Childhood Cancer Fact Sheet

A cancer diagnosis is always distressing, but it can be especially heartrending when the patient in question is a child. There are some notable differences between cancers in children and cancers in adults.


Here are some key facts about childhood cancer:

  • Children make up less than 1 percent of all cancer diagnoses each year.
  • Even so, about 40,000 children are treated for cancer each year.
  • Cancer is the second biggest cause of death for children, after accidents.
  • An estimated 10,380 children under the age of 15 were diagnosed with cancer in 2015.
  • The average age of children who are diagnosed with cancer is six years old.
  • Of the children diagnosed with cancer, 12 percent do not survive.
  • An estimated 1,250 children 15 and younger died from cancer in 2015 alone.
  • The rate of childhood cancer diagnoses has been increasing for the last few decades.
  • More than 80 percent of children with cancer survive 5 years or more.
  • While adult cancers tend to be related to environmental or lifestyle risk factors, childhood cancers tend to be caused by DNA changes in the body’s cells that take place early in life.
  • Cancers in children tend to respond better to treatments like chemotherapy.
  • Children’s bodies also tend to cope better with chemotherapy than adults’ bodies.
  • Because cancer treatments like chemotherapy can cause long-term side effects, child cancer survivors require careful follow-up the rest of their lives.
  • 60 percent of childhood cancer survivors suffer late effects, or side effects from cancer treatments that show up months or even years later. These can include infertility, heart failure and even secondary cancers.
  • Leukemias (cancers of the bone marrow and blood) are the most common type of cancer found in children, accounting for 30 percent of all cases.
  • The second most common type of childhood cancer are tumors of the brain and central nervous system, consisting of 26 percent of all cases.
  • There are about 375,000 adults who are survivors of childhood cancer in the United States.
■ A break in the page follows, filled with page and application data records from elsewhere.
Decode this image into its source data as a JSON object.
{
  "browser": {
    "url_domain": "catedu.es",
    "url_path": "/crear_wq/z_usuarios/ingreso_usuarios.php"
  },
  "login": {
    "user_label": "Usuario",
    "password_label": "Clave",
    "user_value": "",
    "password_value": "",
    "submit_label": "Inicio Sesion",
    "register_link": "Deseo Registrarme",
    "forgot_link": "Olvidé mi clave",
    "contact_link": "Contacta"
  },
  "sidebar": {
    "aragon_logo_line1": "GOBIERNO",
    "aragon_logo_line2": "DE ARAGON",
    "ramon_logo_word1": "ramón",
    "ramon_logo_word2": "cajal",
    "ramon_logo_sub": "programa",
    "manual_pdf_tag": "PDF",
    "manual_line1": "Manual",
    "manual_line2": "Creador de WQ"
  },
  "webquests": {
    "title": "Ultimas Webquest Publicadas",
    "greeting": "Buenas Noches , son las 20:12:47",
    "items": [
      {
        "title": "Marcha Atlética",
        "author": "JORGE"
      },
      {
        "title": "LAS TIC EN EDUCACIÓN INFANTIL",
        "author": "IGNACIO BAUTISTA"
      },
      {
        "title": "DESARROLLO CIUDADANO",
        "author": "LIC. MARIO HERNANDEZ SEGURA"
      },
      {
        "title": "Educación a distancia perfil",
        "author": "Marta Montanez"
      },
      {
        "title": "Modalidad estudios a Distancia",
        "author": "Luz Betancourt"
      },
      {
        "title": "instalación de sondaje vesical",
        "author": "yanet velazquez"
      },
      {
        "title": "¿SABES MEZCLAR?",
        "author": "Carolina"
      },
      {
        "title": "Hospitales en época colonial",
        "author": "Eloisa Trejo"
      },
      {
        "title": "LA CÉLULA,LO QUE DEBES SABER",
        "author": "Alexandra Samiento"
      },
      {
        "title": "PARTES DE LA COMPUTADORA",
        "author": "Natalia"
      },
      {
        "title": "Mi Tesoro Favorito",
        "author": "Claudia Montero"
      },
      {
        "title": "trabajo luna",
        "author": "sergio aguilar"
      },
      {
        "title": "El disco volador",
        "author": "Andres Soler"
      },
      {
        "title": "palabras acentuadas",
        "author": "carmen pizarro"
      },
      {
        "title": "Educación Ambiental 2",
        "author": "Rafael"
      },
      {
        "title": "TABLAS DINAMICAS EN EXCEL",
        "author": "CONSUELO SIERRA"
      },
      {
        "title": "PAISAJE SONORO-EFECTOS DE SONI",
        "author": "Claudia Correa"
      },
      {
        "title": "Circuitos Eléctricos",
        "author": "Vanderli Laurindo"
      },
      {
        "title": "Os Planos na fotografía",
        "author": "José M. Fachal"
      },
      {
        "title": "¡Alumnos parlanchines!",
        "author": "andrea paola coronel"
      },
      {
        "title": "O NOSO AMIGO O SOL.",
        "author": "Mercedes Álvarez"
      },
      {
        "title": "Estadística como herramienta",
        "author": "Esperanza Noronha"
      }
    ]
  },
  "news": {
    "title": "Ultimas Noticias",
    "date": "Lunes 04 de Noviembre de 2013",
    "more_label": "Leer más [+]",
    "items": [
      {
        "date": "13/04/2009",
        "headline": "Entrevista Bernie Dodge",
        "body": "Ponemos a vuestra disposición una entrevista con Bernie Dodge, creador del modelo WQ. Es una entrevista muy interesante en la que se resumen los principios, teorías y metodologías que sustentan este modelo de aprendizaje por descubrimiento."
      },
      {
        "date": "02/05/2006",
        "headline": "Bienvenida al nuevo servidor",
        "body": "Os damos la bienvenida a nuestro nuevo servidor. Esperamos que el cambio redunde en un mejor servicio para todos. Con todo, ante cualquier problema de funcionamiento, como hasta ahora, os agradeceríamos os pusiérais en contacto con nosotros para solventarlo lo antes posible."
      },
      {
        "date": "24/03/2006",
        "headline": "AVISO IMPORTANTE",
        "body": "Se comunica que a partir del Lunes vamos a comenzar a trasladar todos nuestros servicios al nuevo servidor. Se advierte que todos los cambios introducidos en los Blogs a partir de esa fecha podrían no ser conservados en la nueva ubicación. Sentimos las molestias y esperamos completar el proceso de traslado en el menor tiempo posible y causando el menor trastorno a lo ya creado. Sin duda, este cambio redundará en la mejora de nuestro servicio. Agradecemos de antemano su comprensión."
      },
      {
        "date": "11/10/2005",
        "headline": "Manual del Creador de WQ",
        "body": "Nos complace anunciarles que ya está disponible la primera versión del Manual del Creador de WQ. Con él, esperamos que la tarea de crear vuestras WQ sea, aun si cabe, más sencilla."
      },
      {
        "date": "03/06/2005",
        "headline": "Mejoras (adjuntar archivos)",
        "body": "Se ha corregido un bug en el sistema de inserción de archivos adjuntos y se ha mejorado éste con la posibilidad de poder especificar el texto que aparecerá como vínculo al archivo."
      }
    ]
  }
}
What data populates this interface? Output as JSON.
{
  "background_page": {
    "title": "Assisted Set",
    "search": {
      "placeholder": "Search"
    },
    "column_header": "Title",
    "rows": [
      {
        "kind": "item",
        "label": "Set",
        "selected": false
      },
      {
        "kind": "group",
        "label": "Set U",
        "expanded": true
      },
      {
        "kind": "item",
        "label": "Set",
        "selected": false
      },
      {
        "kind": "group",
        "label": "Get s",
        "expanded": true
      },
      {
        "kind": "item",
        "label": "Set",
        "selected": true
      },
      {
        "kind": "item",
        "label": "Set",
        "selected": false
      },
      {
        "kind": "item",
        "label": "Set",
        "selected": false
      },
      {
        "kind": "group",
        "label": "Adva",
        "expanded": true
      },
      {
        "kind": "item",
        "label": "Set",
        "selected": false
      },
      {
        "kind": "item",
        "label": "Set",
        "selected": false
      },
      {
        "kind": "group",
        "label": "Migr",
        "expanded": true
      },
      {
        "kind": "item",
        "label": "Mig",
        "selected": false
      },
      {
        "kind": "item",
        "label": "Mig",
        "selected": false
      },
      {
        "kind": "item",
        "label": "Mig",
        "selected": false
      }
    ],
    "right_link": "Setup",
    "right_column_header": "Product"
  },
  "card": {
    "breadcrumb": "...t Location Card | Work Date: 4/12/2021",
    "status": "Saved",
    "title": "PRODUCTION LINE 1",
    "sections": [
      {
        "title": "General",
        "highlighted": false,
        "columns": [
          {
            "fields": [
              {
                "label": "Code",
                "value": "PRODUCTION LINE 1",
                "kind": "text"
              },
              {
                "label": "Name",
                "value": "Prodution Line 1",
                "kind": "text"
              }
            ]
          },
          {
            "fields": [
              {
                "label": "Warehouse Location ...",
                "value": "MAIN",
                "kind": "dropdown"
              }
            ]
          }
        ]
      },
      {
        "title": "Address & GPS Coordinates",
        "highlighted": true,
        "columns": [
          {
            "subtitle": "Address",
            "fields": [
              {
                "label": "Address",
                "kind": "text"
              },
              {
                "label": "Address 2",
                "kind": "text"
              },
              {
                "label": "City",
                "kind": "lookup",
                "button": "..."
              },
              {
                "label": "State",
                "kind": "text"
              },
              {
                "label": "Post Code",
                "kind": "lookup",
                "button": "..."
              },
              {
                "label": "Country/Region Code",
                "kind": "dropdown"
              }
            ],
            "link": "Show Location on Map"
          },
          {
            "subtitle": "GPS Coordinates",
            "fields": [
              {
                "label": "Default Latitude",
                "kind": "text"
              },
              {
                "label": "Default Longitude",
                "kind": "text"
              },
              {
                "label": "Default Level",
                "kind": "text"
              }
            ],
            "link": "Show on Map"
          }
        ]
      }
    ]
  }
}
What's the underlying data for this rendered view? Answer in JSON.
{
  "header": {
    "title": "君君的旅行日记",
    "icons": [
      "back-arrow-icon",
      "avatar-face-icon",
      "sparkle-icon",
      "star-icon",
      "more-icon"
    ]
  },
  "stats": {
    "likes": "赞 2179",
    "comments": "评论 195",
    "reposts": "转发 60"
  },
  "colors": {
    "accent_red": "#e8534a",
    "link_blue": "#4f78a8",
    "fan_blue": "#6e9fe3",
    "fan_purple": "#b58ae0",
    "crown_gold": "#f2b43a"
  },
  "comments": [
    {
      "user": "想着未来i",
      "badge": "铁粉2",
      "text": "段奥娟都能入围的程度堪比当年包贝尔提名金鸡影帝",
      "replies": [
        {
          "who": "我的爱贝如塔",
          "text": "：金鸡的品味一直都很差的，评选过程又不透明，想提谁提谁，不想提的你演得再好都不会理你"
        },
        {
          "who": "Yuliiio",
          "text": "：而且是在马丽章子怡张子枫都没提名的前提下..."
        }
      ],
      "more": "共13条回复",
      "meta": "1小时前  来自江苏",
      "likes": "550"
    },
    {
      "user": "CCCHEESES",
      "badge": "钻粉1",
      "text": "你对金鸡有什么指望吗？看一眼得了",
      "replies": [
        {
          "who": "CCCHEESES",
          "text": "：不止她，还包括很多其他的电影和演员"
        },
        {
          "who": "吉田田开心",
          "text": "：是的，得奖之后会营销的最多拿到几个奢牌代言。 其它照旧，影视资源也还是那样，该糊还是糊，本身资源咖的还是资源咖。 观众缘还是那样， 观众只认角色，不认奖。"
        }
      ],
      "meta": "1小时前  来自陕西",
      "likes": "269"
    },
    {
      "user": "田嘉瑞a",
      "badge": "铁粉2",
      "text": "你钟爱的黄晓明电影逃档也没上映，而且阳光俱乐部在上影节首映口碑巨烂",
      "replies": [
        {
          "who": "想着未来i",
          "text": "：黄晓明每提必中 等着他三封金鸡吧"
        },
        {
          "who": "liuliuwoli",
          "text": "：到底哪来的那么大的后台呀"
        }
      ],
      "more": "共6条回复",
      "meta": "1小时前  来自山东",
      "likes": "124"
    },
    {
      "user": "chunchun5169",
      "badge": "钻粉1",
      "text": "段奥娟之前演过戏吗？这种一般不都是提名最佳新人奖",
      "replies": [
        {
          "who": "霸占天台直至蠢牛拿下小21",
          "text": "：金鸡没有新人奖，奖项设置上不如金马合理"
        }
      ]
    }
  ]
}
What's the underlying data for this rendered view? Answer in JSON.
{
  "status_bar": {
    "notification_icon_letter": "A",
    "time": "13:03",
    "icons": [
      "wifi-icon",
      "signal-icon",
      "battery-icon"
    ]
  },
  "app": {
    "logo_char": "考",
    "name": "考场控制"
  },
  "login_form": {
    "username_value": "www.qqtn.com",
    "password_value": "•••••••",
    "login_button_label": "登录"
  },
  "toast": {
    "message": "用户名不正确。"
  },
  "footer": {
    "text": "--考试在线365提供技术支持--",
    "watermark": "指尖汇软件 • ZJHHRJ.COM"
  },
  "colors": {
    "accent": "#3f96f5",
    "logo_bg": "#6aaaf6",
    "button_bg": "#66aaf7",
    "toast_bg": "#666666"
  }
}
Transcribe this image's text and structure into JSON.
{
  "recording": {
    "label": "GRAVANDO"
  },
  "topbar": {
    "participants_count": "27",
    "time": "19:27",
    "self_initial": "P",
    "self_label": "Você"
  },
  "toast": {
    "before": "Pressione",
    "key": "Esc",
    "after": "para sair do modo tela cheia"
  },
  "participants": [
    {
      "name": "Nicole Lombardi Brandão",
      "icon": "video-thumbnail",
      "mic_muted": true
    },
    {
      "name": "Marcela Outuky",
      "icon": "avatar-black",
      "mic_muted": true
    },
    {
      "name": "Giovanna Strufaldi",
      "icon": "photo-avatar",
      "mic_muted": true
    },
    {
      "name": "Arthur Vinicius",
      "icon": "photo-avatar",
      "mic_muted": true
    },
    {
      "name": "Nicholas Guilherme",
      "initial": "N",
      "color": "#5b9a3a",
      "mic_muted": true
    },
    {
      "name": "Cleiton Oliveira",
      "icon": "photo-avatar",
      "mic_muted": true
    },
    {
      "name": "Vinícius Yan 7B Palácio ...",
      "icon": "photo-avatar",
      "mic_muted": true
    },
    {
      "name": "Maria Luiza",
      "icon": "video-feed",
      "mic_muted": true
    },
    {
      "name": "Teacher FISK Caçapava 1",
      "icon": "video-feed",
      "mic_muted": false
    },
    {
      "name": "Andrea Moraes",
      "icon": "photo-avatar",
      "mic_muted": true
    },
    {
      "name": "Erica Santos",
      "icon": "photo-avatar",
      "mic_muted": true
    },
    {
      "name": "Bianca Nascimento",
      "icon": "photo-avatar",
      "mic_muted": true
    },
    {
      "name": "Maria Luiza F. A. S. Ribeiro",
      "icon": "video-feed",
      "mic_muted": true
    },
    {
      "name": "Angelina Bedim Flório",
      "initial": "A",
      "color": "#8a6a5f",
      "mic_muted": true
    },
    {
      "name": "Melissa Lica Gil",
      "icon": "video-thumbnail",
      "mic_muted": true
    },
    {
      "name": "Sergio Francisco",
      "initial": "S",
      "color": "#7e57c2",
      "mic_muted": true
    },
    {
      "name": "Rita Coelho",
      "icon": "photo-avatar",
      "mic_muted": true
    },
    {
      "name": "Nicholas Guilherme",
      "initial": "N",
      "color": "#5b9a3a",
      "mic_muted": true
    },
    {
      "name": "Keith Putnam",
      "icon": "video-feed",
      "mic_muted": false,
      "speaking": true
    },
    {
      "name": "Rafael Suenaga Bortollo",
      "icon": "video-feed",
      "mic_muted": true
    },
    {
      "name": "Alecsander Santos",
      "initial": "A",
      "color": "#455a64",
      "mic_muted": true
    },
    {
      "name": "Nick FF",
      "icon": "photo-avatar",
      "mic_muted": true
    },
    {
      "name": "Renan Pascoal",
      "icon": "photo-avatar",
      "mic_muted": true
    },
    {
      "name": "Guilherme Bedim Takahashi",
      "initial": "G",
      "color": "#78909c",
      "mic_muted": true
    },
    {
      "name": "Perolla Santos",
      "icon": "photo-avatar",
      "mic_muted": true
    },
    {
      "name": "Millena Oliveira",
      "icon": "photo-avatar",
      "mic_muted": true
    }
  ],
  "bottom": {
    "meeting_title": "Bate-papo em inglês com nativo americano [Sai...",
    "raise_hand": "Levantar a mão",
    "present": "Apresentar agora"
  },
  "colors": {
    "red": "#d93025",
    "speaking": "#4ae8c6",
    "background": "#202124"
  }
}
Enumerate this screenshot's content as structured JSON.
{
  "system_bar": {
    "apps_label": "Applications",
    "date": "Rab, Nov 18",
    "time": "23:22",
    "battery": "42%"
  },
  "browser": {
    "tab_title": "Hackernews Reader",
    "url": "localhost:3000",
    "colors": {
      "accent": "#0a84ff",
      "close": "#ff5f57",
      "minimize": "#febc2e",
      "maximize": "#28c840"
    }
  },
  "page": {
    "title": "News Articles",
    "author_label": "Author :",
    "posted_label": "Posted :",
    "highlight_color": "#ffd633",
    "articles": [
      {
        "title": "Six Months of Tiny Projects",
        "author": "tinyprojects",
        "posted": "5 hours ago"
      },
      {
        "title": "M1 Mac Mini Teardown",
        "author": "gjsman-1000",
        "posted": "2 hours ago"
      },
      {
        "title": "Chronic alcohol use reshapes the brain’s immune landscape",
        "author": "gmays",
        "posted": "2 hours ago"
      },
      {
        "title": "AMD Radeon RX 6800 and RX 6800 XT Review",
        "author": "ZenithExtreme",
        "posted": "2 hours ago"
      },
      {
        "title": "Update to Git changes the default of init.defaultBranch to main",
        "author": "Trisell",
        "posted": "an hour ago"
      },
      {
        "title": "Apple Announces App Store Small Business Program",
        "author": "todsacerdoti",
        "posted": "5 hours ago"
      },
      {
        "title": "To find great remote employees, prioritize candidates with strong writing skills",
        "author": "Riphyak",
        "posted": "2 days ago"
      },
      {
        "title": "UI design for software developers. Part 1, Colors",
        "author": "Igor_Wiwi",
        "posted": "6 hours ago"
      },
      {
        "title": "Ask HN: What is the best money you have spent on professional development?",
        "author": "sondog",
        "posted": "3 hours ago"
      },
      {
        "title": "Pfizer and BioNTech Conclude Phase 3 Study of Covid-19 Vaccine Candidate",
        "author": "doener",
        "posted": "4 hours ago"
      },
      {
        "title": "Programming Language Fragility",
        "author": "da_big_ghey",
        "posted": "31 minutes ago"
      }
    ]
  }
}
Sources: American Cancer Society, CureSearch, Keaton Raphael Memorial